Volunteer Administration and the Fundraising Profession: A Modest Proposal for Collaboration

Liz Adamshick shares her experience in soliciting financial donations from volunteers and her realization that volunteer administration professionals must work more collaboratively with fundraising professionals. She notes:

It took many conversations to bring us to the point of drafting and sending a letter, and logistics were central to the discussion. Philosophically, the financial development director and I were on the same page: Donating money to an organization is a personal decision, and not ours to make for our volunteers.

Up to this point, we had been making this decision for volunteer staff, simply by not inviting them to consider supporting us financially. But our respective departments each worked with separate databases for the audiences we reached and tracked. We lacked any kind of contact management system that would allow us to identify overlap between these audiences, and specific evidence of their dual support of the organization through volunteer involvement and financial donations…

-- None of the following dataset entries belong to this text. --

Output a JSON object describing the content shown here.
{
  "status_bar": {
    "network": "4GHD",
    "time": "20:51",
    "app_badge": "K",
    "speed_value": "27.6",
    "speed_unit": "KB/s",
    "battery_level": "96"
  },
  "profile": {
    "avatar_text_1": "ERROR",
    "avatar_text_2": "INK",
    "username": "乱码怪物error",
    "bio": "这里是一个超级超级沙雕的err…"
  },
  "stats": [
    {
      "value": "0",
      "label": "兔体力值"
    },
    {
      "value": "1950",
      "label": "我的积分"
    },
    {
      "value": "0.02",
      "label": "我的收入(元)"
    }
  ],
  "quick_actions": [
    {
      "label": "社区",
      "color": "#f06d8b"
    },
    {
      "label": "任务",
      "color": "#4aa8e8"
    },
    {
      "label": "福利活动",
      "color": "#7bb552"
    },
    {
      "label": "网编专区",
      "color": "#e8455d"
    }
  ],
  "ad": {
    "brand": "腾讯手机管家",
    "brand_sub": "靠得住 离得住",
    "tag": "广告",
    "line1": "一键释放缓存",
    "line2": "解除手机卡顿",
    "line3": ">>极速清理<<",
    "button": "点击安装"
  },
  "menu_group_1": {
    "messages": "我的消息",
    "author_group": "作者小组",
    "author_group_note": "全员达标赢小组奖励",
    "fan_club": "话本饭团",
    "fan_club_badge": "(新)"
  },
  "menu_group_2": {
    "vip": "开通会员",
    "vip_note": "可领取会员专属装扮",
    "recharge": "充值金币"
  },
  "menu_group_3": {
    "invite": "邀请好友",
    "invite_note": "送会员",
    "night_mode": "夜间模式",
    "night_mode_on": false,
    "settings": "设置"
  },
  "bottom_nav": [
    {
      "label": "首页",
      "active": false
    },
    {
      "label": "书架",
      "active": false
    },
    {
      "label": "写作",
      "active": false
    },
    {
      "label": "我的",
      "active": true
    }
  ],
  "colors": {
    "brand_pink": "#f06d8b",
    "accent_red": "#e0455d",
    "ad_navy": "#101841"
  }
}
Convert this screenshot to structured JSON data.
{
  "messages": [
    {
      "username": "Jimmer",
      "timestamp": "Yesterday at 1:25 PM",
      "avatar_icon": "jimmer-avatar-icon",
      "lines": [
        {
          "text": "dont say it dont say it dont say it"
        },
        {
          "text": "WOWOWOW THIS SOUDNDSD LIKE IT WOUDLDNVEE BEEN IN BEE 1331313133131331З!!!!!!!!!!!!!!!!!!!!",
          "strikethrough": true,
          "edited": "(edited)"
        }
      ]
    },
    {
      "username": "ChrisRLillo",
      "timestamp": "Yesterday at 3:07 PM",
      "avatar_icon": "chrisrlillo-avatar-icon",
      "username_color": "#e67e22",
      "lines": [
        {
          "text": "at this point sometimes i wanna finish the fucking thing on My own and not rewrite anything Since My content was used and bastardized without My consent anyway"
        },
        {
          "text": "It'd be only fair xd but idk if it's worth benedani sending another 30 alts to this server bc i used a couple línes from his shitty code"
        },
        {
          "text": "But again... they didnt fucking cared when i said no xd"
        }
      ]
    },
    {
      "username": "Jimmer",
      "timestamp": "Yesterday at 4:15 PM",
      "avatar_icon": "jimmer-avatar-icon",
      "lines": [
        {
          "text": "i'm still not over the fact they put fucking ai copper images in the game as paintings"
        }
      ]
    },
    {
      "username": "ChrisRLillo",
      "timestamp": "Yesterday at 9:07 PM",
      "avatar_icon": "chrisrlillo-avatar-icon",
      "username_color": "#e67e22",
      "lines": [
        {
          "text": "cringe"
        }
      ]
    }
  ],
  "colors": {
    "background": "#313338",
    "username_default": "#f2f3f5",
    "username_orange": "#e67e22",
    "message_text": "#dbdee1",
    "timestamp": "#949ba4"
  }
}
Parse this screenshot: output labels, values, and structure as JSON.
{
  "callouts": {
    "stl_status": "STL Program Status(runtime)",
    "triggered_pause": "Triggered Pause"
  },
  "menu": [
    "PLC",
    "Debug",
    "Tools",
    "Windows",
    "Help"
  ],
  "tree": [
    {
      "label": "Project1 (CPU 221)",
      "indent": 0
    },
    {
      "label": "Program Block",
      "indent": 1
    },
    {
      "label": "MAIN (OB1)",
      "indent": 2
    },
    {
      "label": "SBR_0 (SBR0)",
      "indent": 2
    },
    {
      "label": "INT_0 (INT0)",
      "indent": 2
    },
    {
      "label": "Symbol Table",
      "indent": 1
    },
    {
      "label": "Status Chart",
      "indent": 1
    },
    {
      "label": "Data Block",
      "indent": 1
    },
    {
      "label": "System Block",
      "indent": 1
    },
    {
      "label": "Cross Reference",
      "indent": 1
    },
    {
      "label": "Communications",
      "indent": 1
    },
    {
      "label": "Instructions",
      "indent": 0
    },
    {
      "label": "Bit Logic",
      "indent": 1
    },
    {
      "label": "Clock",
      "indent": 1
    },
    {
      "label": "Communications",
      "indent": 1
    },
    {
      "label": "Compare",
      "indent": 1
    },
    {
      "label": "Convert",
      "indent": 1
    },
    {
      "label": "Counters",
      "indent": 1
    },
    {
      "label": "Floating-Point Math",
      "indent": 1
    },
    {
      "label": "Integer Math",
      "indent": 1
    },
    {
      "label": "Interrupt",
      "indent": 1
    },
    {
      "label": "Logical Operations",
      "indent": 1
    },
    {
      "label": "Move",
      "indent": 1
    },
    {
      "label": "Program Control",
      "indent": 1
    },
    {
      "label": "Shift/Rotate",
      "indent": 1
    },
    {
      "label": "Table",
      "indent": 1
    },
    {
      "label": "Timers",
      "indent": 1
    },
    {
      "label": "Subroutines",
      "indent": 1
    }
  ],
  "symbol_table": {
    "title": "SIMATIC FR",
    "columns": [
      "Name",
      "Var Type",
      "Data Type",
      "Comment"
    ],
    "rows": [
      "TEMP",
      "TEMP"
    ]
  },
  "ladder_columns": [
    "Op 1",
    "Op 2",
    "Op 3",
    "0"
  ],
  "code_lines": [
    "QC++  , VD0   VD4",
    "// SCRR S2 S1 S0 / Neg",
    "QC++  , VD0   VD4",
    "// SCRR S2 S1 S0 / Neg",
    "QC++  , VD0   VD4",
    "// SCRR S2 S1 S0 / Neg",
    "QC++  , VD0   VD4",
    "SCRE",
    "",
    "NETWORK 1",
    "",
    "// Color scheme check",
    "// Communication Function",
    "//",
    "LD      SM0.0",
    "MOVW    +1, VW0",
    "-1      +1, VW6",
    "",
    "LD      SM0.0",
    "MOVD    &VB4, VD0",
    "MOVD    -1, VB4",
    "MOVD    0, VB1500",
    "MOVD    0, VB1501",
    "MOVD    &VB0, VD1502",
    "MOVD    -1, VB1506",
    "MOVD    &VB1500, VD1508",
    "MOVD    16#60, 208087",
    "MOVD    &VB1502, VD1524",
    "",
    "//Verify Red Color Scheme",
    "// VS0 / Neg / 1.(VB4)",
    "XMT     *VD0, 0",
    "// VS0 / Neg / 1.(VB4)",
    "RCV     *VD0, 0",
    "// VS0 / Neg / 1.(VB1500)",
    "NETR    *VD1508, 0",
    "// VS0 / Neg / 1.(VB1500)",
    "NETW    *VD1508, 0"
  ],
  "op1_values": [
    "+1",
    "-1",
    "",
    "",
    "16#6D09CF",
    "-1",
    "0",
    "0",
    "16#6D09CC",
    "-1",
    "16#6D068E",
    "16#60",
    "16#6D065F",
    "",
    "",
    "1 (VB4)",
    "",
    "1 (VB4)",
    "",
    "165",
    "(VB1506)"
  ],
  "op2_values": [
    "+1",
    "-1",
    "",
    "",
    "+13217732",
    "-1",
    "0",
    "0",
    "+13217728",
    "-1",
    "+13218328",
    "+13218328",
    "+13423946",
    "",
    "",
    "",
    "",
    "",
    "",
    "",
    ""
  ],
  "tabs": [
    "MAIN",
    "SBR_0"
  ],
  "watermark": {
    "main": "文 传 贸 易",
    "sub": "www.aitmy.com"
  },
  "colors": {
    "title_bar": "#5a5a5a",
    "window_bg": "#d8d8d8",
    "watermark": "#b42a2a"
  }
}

So while we had a skeletal system in place, we still had to meet on several occasions to exchange and compare lists, identify which volunteers were already donors (some were major donors, and had just recently been solicited to support more substantially a different campaign), and determine what to do with donors and volunteers who resided outside our organization’s jurisdiction…

During this process of refining lists, reviewing drafts of solicitation letters, and periodically touching base on related philosophical questions, I began to think more creatively about the potential for a deeper level of collaboration with my financial development colleague, and recognized that our respective professions had more in common than either of us had explored in the past.

Read Adamshick’s recommendations for why and how we must learn to work together.

To read the full article

Sun, 10/17/2004
Very well said, Liz and as you said, much easier said than done. When a volunteer coordinator reports to the director of development, and asks for the information you suggested about donations from a corporation, what I heard is that the director of development decided she should make the presentation, rather than having the volunteer coordinator do it. That's the worst case scenario of course. Your article has much to think about and moving together based on our competencies is a winning proposition for both the volunteer director and the development director as well as the organization at large- hence the clients and the community. Thanks for challenging us to think differently.

Tue, 11/02/2004
Excellent article. I would call it "A Crucial (not modest) Proposal for Collaboration" I am a strong proponent of this collaboration and you have done a superb job of giving strong rationale for both professions to form this partnership. I am currently writing a book that will discuss the key reasons that our profession must be the leader or a key participant in an organization's team approach to creating and maintaining a progressive volunteer program. A volunteer program will always be compromised when it operates without the team involvement of development staff, top administration, personnel staff, Board leadership, and other key staff who potentially impact the success of the volunteer program. You will definitely see your article referenced in the book. Thank you for contributing this article.